### EXERCISE DESCRIPTION
Report every line of the entries that contains the word "author".

### STORED DATA
____

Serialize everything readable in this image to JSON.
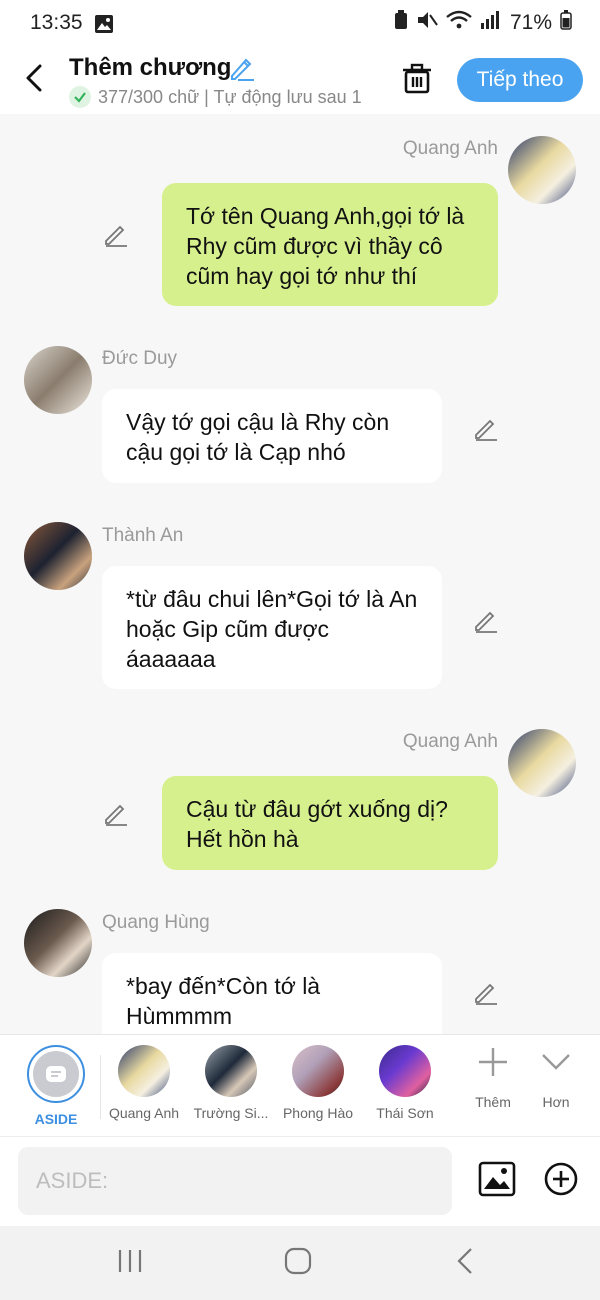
{
  "status": {
    "time": "13:35",
    "battery": "71%"
  },
  "header": {
    "title": "Thêm chương",
    "subtitle": "377/300 chữ | Tự động lưu sau 1",
    "next_label": "Tiếp theo"
  },
  "messages": [
    {
      "author": "Quang Anh",
      "side": "right",
      "text": "Tớ tên Quang Anh,gọi tớ là Rhy cũm được vì thầy cô cũm hay gọi tớ như thí"
    },
    {
      "author": "Đức Duy",
      "side": "left",
      "text": "Vậy tớ gọi cậu là Rhy còn cậu gọi tớ là Cạp nhó"
    },
    {
      "author": "Thành An",
      "side": "left",
      "text": "*từ đâu chui lên*Gọi tớ là An hoặc Gip cũm được áaaaaaa"
    },
    {
      "author": "Quang Anh",
      "side": "right",
      "text": "Cậu từ đâu gớt xuống dị? Hết hồn hà"
    },
    {
      "author": "Quang Hùng",
      "side": "left",
      "text": "*bay đến*Còn tớ là Hùmmmm"
    }
  ],
  "characters": [
    {
      "label": "ASIDE"
    },
    {
      "label": "Quang Anh"
    },
    {
      "label": "Trường Si..."
    },
    {
      "label": "Phong Hào"
    },
    {
      "label": "Thái Sơn"
    }
  ],
  "controls": {
    "more_label": "Thêm",
    "less_label": "Hơn"
  },
  "input": {
    "placeholder": "ASIDE:"
  },
  "colors": {
    "accent": "#4aa3f0",
    "bubble_green": "#d7f08e",
    "bubble_white": "#ffffff"
  }
}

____

### SOLUTION TO THIS PROBLEM
      "author": "Quang Anh",
      "author": "Đức Duy",
      "author": "Thành An",
      "author": "Quang Anh",
      "author": "Quang Hùng",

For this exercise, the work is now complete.